━━ Stored data
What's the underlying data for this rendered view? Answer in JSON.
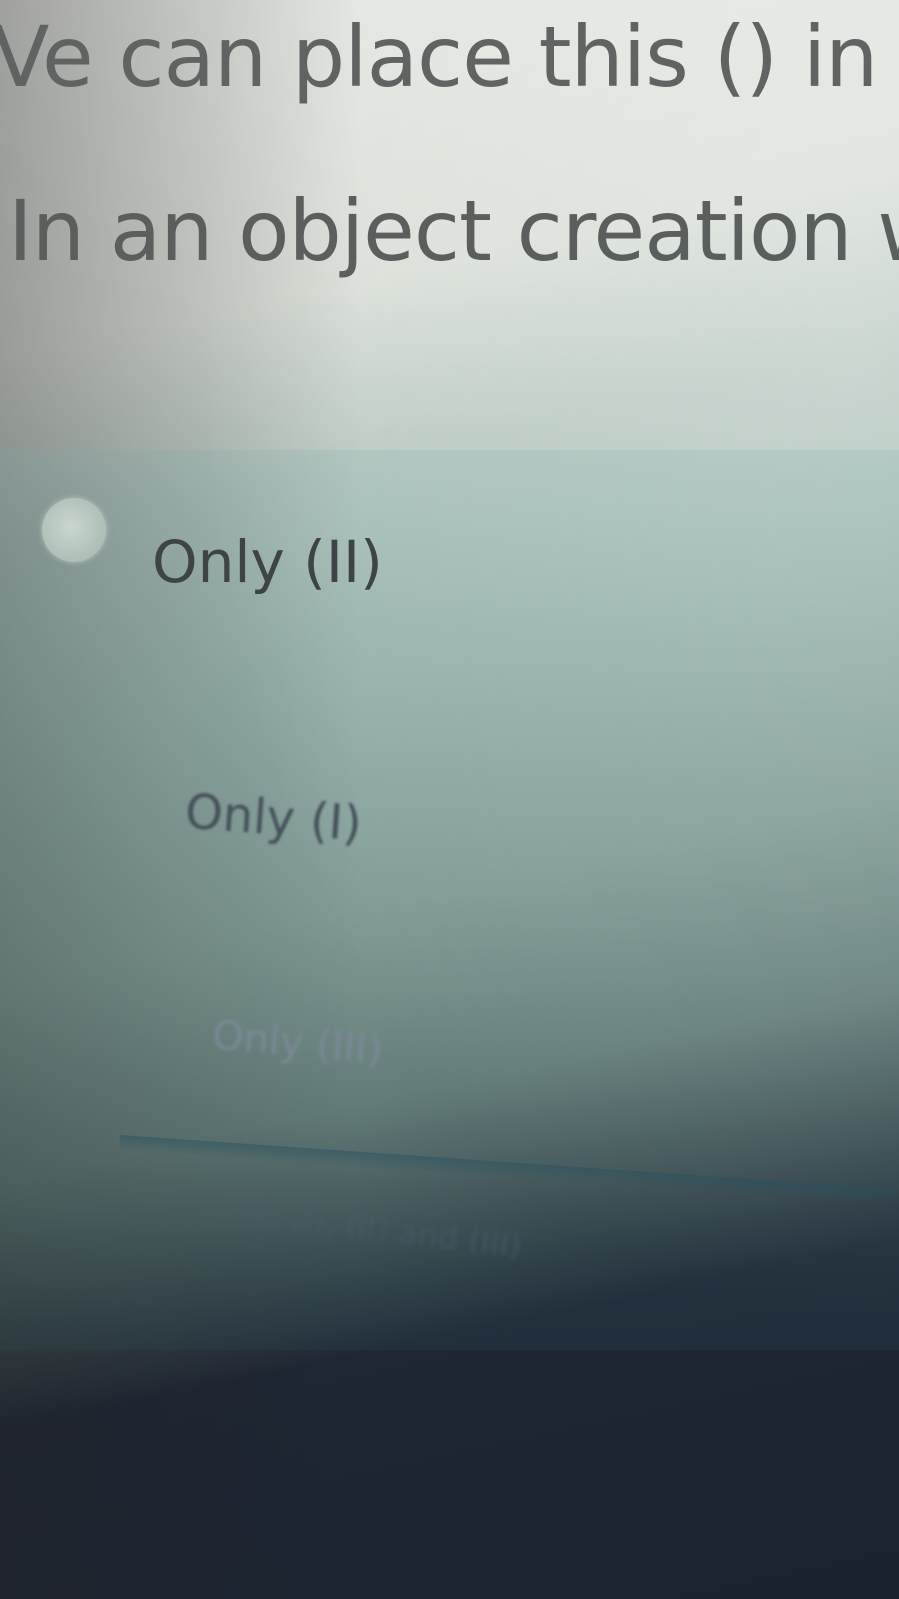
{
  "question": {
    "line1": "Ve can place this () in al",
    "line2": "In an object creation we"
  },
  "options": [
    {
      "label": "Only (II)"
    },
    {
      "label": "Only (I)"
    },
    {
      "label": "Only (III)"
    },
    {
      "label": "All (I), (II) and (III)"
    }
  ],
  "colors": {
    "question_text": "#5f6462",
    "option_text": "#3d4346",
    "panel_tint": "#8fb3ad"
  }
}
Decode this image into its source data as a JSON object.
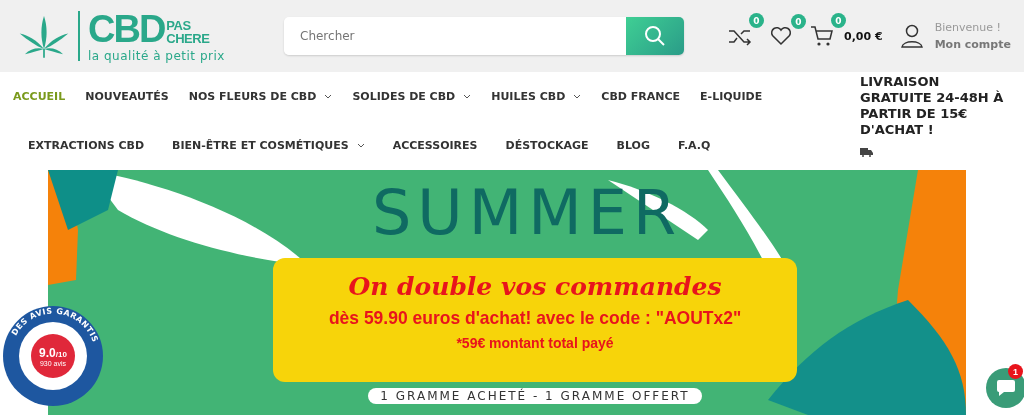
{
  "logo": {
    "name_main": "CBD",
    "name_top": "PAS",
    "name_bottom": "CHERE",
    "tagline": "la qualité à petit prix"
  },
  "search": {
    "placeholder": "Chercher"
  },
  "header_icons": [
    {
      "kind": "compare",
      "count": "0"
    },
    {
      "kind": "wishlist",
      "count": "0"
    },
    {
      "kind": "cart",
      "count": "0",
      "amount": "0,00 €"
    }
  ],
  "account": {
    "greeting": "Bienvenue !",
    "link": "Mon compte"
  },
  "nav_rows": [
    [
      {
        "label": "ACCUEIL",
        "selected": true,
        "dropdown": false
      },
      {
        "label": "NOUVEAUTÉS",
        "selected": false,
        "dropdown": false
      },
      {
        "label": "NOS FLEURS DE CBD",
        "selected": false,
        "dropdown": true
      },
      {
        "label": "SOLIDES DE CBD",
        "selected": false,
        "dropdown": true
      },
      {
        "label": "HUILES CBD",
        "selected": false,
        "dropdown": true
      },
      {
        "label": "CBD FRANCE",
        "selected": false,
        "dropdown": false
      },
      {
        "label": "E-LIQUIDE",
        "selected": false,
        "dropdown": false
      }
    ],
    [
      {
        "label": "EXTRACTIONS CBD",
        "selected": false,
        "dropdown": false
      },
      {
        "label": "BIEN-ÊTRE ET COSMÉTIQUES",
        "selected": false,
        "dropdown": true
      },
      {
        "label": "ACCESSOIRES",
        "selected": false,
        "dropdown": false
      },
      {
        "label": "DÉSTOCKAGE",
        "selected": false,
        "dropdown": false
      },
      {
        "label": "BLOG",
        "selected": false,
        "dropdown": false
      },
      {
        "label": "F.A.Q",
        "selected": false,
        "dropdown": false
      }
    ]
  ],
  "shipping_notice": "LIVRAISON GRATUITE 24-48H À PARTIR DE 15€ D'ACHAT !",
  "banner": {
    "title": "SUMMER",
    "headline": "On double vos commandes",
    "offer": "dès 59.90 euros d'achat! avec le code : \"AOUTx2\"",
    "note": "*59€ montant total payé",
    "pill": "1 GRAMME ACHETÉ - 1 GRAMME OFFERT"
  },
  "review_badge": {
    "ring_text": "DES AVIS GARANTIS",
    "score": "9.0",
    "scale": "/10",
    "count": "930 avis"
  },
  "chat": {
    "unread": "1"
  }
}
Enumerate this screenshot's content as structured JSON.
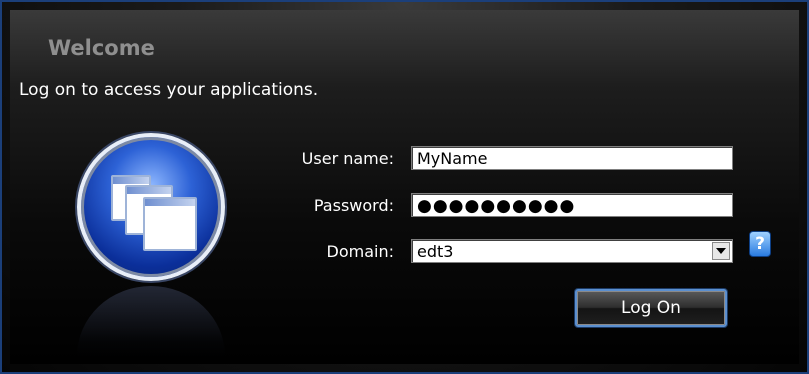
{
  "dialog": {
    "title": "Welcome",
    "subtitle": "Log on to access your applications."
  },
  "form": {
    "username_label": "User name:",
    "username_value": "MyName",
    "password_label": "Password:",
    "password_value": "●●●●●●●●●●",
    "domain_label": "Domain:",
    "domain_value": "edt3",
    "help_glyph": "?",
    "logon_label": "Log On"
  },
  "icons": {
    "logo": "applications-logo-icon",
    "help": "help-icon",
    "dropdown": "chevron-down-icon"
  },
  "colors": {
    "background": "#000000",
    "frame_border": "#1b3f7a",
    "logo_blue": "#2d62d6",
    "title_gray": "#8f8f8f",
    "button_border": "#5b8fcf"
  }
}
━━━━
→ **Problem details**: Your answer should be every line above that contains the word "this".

→ **Response**:
What's the underlying data for this rendered view? Answer in JSON.
    "line1": "Ve can place this () in al",
Decode this image into its source data as a JSON object.
Enumerate this screenshot's content as structured JSON.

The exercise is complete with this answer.